Monday looked in many ways like any other first day in Houston: Crossing guards stood on the corners, parents hugged their children, students chatted with friends and found their names on class assignment lists.

At Wheatley, a high school that is northeast of downtown Houston, the principal, Shirley A. Rose-Gilliam, greeted upperclassmen by name and directed traffic in the halls. She said she had been unsure how many students to expect. In the end, she was relieved. More students were at school on Monday, she said, than on any first day in her four-year tenure here.

A drop-off in enrollment could have led to a decrease in state funding and potential reassignment for teachers at a time when the school is already under scrutiny. Wheatley, whose student body is about half Hispanic, half African-American and 70 percent low-income, is in its sixth year with “improvement required” status. If test scores and graduation rates do not go up, the school could be shut down by the state.

“We’re working to get the scores where they need to get to, but at the same time, it’s not necessarily about scores,” Dr. Rose-Gilliam said.
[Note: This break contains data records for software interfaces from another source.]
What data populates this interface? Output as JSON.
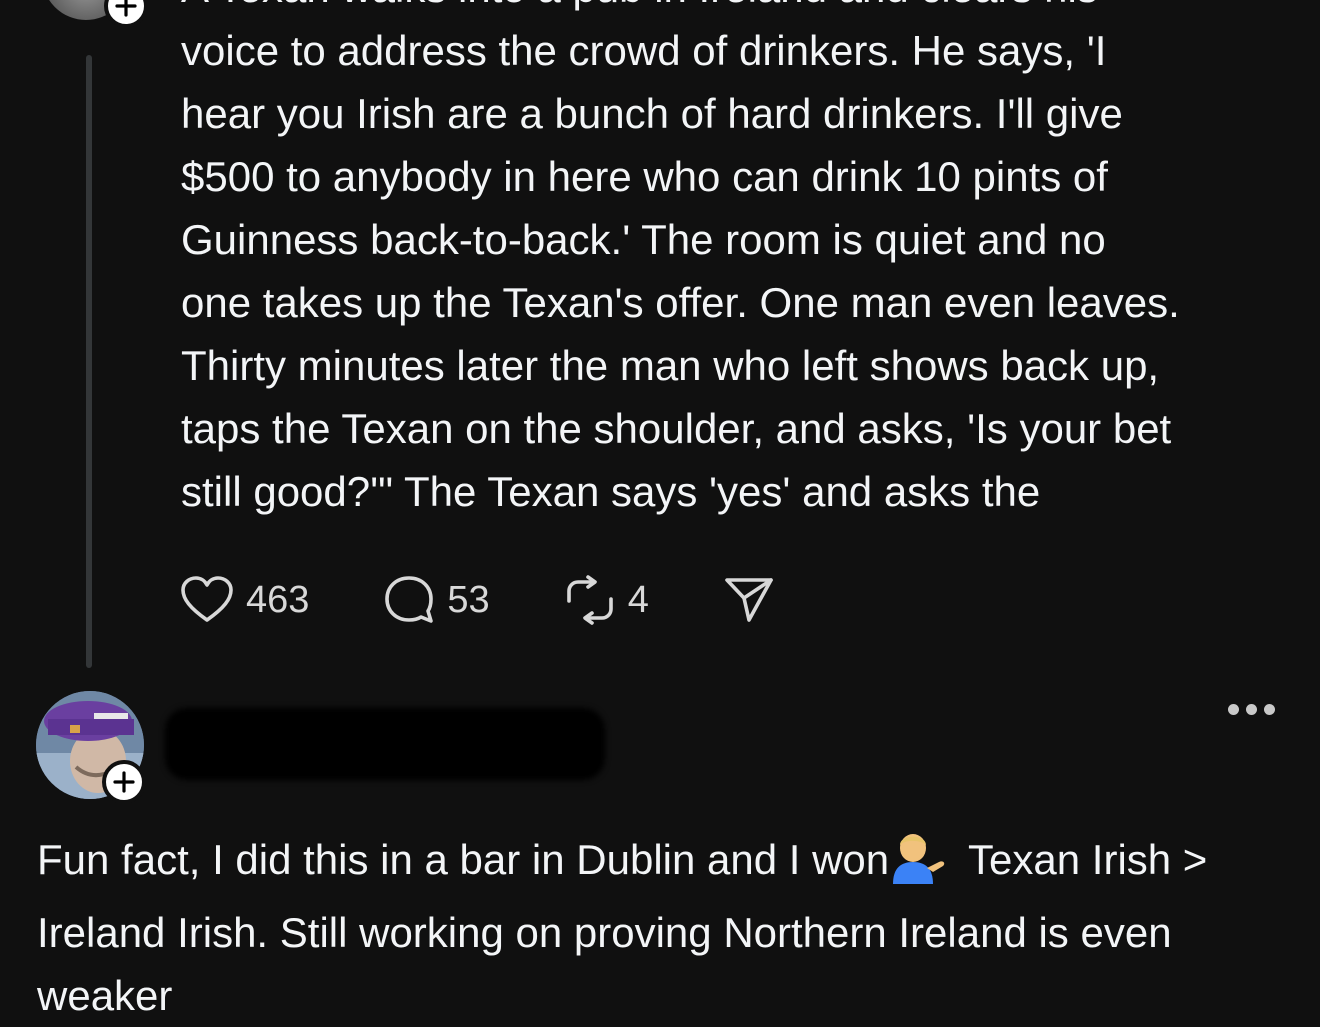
{
  "post": {
    "text": "A Texan walks into a pub in Ireland and clears his\nvoice to address the crowd of drinkers. He says, 'I\nhear you Irish are a bunch of hard drinkers. I'll give\n$500 to anybody in here who can drink 10 pints of\nGuinness back-to-back.' The room is quiet and no\none takes up the Texan's offer. One man even leaves.\nThirty minutes later the man who left shows back up,\ntaps the Texan on the shoulder, and asks, 'Is your bet\nstill good?'\" The Texan says 'yes' and asks the",
    "likes": "463",
    "replies": "53",
    "reposts": "4"
  },
  "reply": {
    "text_before_emoji": "Fun fact, I did this in a bar in Dublin and I won",
    "emoji_name": "person-tipping-hand-emoji",
    "text_after_emoji": " Texan Irish > Ireland Irish. Still working on proving Northern Ireland is even weaker"
  },
  "colors": {
    "background": "#101010",
    "text": "#f3f5f7",
    "muted": "#d8d8d8",
    "thread_line": "#333638"
  }
}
She said she was encouraging teachers to discuss the flooding in their classes, and urged her staff to help displaced students access counseling, clothing and even toiletries.

In the aftermath of Hurricane Katrina 12 years ago, most New Orleans public schools remained closed for more than four months. The State of Louisiana took over most New Orleans public schools, instituting changes that created the nation’s first so-called “portfolio” school district, in which the majority of schools are independently managed charter schools. Gains in test scores and the high school graduation rate followed, yet the overhaul started a fierce, ongoing debate about how to balance education reform efforts with community control of schools. Thousands of experienced African-American educators with deep roots in New Orleans were replaced by a movement of largely young, white teachers from outside.